Problem description:
The answer must consist of every line from the entries that holds the word "down".

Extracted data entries
┄┄┄┄┄┄

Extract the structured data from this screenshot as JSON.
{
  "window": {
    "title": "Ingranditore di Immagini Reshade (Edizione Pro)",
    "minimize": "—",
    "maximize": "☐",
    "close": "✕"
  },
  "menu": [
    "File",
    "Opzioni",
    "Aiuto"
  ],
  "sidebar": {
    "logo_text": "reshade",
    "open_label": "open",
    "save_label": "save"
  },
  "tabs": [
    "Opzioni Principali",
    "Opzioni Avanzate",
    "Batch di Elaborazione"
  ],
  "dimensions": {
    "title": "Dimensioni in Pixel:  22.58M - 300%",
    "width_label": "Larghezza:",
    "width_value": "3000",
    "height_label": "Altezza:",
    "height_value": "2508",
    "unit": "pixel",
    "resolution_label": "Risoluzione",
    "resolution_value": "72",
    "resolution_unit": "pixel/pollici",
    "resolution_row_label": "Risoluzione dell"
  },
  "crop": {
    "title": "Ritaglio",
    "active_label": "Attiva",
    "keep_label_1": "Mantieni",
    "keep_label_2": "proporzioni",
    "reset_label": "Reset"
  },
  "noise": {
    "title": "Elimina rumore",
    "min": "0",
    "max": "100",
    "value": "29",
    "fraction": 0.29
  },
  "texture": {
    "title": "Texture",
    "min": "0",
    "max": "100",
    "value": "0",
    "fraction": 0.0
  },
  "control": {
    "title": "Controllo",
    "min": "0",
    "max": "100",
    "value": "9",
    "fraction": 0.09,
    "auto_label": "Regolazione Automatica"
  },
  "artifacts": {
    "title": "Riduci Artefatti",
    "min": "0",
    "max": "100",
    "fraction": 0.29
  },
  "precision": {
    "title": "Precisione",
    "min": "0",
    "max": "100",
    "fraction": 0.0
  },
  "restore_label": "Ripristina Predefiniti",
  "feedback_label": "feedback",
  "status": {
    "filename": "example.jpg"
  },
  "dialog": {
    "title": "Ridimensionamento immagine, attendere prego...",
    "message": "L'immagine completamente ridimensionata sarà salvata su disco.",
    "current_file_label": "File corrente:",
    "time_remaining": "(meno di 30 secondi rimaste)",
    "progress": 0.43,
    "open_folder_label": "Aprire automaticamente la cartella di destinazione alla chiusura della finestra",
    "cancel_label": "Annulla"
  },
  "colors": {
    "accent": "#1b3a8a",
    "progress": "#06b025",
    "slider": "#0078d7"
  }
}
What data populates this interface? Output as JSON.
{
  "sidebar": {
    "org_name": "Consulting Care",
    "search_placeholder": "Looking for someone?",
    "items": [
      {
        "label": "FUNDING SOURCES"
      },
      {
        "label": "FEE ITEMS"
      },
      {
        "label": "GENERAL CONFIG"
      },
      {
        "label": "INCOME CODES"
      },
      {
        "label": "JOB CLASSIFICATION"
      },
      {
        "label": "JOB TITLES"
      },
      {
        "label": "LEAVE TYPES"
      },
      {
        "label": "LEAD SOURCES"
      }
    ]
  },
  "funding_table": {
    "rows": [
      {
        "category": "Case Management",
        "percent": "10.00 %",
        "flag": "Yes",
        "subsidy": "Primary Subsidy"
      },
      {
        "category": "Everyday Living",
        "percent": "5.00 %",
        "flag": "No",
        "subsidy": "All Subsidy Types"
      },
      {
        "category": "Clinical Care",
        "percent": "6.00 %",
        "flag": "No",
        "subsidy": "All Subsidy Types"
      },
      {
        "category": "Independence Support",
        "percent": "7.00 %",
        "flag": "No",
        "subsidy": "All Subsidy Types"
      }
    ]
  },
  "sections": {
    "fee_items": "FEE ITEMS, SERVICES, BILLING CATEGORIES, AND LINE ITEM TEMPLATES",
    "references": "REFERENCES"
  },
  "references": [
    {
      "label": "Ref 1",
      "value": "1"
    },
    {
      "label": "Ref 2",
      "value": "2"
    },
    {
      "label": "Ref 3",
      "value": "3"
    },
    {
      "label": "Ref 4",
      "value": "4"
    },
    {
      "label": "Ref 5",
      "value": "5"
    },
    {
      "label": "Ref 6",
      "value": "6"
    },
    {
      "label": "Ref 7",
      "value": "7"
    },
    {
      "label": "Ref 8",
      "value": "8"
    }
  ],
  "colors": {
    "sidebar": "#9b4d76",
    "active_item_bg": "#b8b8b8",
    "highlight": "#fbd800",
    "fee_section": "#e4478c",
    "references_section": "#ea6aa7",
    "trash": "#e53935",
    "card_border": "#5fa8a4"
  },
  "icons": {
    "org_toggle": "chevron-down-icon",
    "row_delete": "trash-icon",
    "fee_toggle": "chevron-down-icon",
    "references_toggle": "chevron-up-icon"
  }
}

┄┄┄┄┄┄

Finished exercise:
    "org_toggle": "chevron-down-icon",
    "fee_toggle": "chevron-down-icon",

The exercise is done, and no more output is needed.